WT: How would you describe current aerobic digestion capacity (globally), and how much potential for growth is there?

SET: Based on Biomax’s growth in the past 10 years, personally I feel the idea of going green has been rapidly spreading globally in recent years. First off, here in Singapore, the government is encouraging the green movement and starting to educate the public on how to convert waste into useful resources.

Our company also collaborated with many overseas companies that have come forth to Biomax to further understand our technology and how we can potentially aid them in the process of waste conversion.

Based on my own personal views, the growth and market for our technology will be fast growing and it will continue this way for a long time. Additionally, considering how many are starting to see the issue with existing waste management methods such as landfills—which are overflowing and have high carbon emissions—and incineration—which is extremely harmful for the environment and also releases high carbon emissions—we foresee that in the future more countries will be made aware of the waste problems and will be looking into resolving it by tapping into biotechnological methods such as aerobic digestion. 

WT: What is the timeframe of the aerobic digestion process [materials in/end products out], and how does it differ from anaerobic digestion or other treatment methods?

SET: The timeframe for our whole process of converting organic waste (input) into organic fertilizers (output) will be 24 hours.

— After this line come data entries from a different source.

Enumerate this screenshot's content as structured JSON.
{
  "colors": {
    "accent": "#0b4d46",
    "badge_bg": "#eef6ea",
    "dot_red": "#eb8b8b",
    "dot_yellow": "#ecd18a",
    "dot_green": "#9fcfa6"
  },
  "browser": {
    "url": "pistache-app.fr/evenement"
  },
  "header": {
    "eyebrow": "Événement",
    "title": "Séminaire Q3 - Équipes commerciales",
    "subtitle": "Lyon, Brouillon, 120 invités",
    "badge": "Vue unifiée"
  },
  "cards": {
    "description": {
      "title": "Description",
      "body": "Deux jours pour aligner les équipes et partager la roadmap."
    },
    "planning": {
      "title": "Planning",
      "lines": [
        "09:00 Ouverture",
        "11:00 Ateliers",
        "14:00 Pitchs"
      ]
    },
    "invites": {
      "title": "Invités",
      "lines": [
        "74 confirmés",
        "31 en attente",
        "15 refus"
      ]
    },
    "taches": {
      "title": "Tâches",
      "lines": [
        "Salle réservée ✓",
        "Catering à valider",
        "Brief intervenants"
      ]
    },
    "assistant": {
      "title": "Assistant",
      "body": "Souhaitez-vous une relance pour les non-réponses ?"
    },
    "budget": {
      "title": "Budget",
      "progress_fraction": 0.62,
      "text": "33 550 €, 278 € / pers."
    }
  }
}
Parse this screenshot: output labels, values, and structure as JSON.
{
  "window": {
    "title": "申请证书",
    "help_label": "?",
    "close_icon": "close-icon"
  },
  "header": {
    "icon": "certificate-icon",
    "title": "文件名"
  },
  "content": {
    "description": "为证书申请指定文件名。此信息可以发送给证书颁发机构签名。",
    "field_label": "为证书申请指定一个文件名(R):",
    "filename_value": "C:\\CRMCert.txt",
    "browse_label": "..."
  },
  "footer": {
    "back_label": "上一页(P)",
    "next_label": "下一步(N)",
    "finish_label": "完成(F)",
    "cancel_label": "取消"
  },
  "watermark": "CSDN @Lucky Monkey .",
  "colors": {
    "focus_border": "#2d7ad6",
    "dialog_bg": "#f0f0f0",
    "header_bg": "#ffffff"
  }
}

The process will be a one-input and one-output system, with a high processing temperature of 175 to 185 degrees Fahrenheit to kill off the bacteria and viruses present in the waste.

For an input of 15 metric tons of organic waste, you simply add 15 kilograms (33 pounds) of our BM1 enzymes to break down wastes such as animal bones, lamb heads, chicken corpses, etc. For a 15 metric ton input, the output will be approximately 70 percent of the input, which is about 10 to 10.5 metric tons of organic fertilizers.

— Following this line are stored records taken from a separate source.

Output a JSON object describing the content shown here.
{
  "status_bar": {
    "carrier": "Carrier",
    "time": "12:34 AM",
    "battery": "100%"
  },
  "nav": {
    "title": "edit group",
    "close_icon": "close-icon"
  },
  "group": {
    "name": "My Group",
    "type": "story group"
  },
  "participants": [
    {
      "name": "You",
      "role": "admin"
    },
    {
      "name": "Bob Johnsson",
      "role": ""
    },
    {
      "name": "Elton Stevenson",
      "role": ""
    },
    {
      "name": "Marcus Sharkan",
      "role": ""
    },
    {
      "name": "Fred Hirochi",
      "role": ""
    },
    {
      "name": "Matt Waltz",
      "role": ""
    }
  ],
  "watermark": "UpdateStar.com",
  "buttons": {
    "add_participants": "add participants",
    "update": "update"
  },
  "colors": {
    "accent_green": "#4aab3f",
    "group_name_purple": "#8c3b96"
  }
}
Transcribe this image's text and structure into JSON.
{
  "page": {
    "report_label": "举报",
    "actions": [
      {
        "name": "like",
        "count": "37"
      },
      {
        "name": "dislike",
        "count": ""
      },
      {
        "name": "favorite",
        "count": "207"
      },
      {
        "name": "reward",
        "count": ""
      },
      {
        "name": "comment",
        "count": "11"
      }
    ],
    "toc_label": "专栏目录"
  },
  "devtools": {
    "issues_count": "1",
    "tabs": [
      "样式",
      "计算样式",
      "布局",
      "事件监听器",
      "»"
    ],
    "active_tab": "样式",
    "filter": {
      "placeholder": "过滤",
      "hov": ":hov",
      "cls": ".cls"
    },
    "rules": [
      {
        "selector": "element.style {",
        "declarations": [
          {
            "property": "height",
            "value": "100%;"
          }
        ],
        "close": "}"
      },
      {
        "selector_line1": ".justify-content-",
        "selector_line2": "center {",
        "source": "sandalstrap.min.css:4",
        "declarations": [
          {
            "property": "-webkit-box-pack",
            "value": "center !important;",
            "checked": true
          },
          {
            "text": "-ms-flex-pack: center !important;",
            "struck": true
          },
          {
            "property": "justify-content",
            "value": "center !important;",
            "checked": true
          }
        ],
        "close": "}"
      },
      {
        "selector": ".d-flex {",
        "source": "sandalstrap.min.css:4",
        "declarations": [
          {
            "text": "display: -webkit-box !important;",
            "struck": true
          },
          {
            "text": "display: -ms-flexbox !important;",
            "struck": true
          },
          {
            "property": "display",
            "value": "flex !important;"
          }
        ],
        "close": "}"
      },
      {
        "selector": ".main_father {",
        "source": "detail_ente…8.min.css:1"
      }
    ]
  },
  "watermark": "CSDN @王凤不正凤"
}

The output will be hot, so once it is cooled down, it can be packaged and sold on the market.

Biomax’s treatment process differs from other treatments as we depend on our BM1 enzymes to break down the wastes (again, such as animal bones, lamb heads and chicken corpses). There is no further crushing or grinding needed, as our BM1 enzymes will be able to break down the waste as it is.

Both aerobic and anaerobic digestion are methods of processing biodegradable materials, mainly organic waste and involves the process of decomposition by biological organisms.

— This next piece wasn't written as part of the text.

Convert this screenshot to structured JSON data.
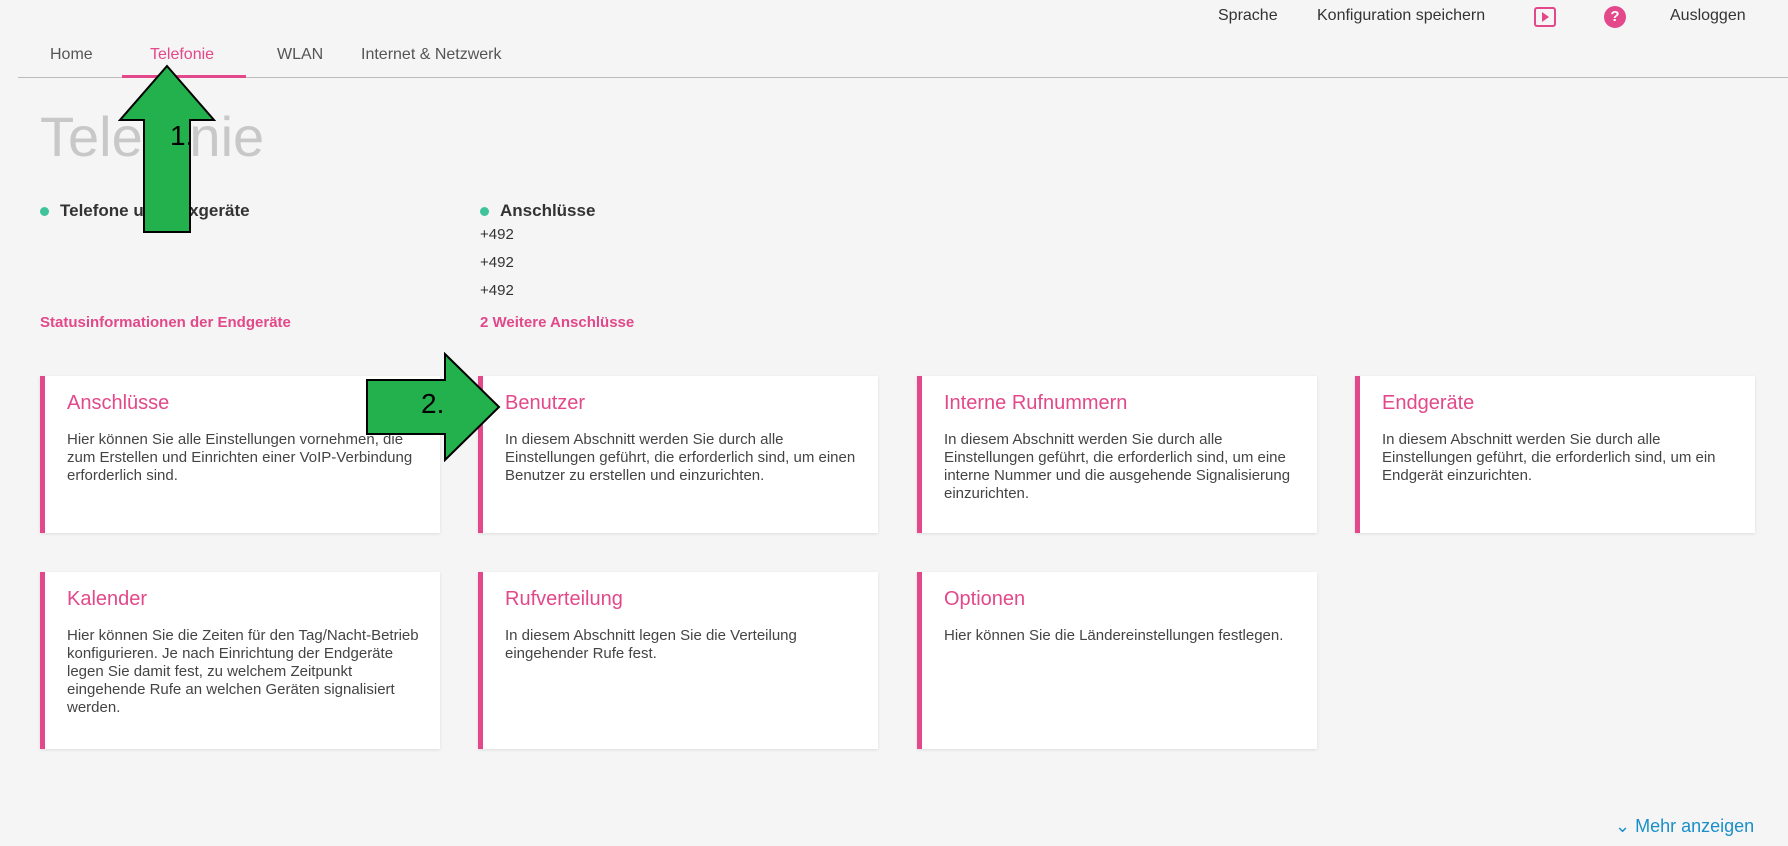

Aerobic digestion occurs in the presence of oxygen and can be a batch-fed process (to input waste only once, and the moisture requirement is 40 percent. Anaerobic digestion occurs in the absence of oxygen, and it is a continuous-fed process (to input waste material from time to time) and the moisture requirement is 100 percent.

Aerobic digestion produces compost, water, volatilized gas (ammonia, carbon dioxide) and the end product is called compost. Whereas anaerobic digestion produces digestate, biogas (methane, carbon dioxide and hydrogen sulfide). The end product is called digestate.

Aerobic digestion also has a shorter process (often eight to 10 days), but Biomax’s process is way faster with just 24 hours, as our aerobic digestion happens in a controlled environment (in-vessel). The breakdown process is also simpler, involving hydrolysis. Heat generated in the process is also sufficient to kill pathogens.

Anaerobic digestion has a longer processing time (it can be from 60 to 90 days), with a complex breakdown process involving hydrolysis, acidogenesis and acetogenesis. Heat generated in the process is not [always] sufficient to kill pathogens.

WT: At what stage in the process should a company like Biomax be consulted by a government or company considering aerobic digestion?

SET: In addition to the technological capabilities of our technology, for companies like Biomax to be consulted, we would require more data and feedback from our users to generate proven track records as good reference points for government bodies or companies who are considering aerobic digestion as a waste management method. On this note, I hope that more countries can be made aware and start using our technology internationally to create a greener planet such that this cyclical process can be kick-started.